I am taking two weeks off—I won’t be back in the saddle until September 4, the day after the U.S. Labor Day holiday. On that day, I will post my September Biznology newsletter and get back into the blogging groove again. This seemed a good time for my to reflect on what blogging has meant to me.
It’s one thing to exhort people to do it wrong quickly. It’s quite another to tell them how. And one of the toughest things for us to do quickly is technology—most folks I speak with lament over their inability to make changes to their technology infrastructure when they need them. (Even the word “infrastructure” sounds like this permanent and unchangeable edifice.) So how can you do technology wrong quickly?
Most of you know that I do a lot of teaching and speaking on the subject of search marketing, and that my approach is not what people expect. Yes, I know all the dials to turn and levers to pull. I can talk about robots.txt and Max CPC and latent semantic indexing and blah blah blah. But, honestly, it’s not what most people need to know. The problem I sometimes find is that when you tell people what they need to know, they think it’s not what they need.

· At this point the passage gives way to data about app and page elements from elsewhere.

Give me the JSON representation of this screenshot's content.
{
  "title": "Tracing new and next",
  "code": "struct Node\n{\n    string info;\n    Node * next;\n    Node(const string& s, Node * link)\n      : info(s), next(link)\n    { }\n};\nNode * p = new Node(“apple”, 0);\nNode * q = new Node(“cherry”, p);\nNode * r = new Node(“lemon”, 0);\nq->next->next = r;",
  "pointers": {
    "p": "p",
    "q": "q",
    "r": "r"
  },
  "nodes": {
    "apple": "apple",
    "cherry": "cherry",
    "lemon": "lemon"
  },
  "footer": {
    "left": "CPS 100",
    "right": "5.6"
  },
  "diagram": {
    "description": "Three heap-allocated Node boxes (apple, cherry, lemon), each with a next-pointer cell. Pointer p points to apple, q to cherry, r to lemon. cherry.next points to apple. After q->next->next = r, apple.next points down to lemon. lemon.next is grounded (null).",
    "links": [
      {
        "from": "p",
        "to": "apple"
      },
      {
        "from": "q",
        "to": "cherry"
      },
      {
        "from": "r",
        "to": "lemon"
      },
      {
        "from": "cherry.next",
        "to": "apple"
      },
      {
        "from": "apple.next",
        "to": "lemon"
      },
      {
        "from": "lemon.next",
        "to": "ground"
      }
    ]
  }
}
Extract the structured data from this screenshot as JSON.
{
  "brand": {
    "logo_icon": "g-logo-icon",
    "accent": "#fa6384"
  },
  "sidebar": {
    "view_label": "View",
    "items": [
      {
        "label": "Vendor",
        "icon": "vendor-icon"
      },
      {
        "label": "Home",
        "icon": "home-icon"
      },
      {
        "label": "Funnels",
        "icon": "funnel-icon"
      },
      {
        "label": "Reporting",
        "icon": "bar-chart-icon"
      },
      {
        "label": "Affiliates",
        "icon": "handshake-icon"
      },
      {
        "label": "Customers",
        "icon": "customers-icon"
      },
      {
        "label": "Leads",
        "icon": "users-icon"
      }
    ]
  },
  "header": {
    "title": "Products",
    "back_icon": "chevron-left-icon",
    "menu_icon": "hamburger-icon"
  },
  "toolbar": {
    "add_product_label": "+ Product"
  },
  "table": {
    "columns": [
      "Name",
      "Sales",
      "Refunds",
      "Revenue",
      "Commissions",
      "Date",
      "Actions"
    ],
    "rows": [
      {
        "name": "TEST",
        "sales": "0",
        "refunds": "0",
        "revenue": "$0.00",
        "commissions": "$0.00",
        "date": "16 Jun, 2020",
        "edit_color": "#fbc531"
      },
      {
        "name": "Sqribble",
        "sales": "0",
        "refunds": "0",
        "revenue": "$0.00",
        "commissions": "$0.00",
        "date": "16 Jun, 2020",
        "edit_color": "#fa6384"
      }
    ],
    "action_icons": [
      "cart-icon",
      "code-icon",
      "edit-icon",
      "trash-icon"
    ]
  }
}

There’s a secret about Internet marketing. Some small businesses are ecstatic about their success on the Internet, but others can’t seem to get any traction. I believe that one factor often separates the winners from the losers—focus.